at the very time of its acting. This position seems to be almost a self-evident one. If the Holy Ghost inspires within us a thought or feeling, or if it modifies those already existing, it must inspire or modify them at the very time, when they first come into existence or when they are the subjects of modification, and at no other time.

15.—And accordingly we are not to take it for granted, that the presence of the Holy Spirit, in the formation or modification of an antecedent exercise of mind, necessarily implies his presence and his operation in an exercise which is subsequent. We are not to suppose, that it is possible for us, in the positive and absolute sense of the terms thus to consolidate what is appropriate to successive periods of time, and actually
to lay up grace beforehand; which it is obvious would be the case, if what now exists necessarily implied the existence of that which follows. The Holy Spirit may be present in our minds TO-DAY; and he may operate there; and in consequence of this operation we may be the subjects of very just and pious feelings; but the grace of TO-DAY, although it furnishes in many respects encouragement and strength for the future, is not, and cannot be the grace of TO-MORROW. So that, as far as the subject now under consideration is concerned, the true doctrine of inward divine agency is, that each day, each hour, each moment brings with it not only its own exercises, but its own divine operation. We have of God, and can have of Him, only so much as we have NOW.

16.—And hence we infer, in accordance with what is laid down in the Scriptures, that the Christian life is, and must be one of
constant watchfulness. If we are careful to correspond to the laws of the divine operation, we shall see to it, that we give to God the PRESENT MOMENT. So that we may justly say in view of what has now been remarked, as well as for other reasons, that there is a valid foundation for the doctrine of “living by the moment,” which has been found so valuable and precious in the experience of many devout persons.

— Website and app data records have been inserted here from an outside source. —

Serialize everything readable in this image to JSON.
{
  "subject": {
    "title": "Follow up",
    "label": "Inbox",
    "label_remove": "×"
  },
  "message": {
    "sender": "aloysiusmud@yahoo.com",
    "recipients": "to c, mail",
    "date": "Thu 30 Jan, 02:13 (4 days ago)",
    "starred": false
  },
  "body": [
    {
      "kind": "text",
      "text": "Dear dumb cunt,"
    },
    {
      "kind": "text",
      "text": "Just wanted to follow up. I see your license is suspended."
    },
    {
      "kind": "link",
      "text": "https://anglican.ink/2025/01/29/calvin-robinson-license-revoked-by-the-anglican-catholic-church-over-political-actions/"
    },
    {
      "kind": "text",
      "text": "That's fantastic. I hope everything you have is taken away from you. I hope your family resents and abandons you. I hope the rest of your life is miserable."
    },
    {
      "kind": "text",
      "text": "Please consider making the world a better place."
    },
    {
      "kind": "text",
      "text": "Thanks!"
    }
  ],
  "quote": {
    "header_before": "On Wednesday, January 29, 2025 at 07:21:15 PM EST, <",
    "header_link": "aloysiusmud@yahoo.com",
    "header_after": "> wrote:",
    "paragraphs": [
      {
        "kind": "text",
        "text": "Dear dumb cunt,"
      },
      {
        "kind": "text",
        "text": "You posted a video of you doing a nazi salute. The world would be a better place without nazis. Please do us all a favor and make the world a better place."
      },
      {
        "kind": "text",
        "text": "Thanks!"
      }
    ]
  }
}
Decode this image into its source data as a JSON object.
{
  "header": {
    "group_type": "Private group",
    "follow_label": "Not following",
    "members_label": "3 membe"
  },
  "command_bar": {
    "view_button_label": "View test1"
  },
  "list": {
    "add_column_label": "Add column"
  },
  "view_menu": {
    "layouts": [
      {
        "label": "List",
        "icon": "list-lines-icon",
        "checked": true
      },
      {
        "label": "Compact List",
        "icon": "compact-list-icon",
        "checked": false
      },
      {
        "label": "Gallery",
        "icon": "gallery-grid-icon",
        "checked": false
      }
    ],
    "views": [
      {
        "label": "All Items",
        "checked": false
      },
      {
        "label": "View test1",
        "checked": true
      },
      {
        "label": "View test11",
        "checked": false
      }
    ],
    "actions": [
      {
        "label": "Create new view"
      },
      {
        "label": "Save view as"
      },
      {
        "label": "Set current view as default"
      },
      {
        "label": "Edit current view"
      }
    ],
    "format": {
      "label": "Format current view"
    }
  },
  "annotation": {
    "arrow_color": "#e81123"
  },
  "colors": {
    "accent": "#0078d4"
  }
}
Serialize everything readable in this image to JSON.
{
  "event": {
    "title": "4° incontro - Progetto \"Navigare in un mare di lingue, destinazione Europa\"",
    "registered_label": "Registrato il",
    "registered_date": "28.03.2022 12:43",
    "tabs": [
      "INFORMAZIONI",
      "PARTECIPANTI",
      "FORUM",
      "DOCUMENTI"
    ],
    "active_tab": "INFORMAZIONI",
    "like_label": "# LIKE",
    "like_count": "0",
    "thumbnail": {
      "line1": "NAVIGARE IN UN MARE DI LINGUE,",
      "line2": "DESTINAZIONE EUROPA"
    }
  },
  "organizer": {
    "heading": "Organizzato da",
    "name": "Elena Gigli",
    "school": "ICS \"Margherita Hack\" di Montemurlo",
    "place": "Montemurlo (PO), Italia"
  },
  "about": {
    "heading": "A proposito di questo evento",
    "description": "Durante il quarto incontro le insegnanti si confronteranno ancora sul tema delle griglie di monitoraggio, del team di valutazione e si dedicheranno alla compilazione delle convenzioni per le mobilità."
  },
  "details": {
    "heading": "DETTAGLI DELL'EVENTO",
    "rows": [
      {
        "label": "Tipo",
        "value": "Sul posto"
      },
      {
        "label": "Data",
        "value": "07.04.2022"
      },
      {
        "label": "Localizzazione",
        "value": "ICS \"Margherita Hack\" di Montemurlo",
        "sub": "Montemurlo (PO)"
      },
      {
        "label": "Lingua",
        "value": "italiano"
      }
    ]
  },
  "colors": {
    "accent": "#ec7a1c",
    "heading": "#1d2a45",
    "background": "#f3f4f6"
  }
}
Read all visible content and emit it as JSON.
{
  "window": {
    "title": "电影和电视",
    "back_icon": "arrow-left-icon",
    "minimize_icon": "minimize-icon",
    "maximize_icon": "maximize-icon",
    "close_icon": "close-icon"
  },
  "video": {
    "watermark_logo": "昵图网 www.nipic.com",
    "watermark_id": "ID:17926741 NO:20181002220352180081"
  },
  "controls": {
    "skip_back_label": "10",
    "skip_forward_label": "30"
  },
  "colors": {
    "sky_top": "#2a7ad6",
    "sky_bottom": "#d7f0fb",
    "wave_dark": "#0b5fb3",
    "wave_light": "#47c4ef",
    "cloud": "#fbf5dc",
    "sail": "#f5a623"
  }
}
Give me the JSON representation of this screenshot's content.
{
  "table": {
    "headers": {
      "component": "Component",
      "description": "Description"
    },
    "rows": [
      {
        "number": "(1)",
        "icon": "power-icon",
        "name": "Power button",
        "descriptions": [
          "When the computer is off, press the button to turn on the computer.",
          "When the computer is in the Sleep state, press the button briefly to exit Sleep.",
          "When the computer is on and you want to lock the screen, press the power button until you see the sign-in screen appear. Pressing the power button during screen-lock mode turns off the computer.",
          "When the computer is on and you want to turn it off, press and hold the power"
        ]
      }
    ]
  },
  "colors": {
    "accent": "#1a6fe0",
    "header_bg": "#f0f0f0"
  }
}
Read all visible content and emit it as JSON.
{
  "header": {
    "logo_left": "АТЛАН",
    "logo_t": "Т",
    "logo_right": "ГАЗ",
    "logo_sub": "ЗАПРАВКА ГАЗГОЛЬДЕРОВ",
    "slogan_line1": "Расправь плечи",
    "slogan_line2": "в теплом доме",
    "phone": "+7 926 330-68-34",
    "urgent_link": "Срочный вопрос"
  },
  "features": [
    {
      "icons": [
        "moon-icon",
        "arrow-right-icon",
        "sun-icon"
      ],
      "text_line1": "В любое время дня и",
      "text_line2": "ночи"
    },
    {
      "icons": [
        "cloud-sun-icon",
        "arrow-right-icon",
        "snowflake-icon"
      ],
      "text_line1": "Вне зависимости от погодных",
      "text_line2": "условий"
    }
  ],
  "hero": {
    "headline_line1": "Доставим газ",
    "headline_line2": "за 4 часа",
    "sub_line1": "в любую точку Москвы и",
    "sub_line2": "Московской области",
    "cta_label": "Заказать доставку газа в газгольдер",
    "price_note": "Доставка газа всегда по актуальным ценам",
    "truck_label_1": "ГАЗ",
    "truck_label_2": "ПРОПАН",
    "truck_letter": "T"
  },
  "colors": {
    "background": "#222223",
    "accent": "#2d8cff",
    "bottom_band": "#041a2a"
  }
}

So true it is, in the language of the Apostle, whether we regard its application to impenitent persons or to Christians; “Behold, NOW is the accepted time. Behold, now is the day of salvation.”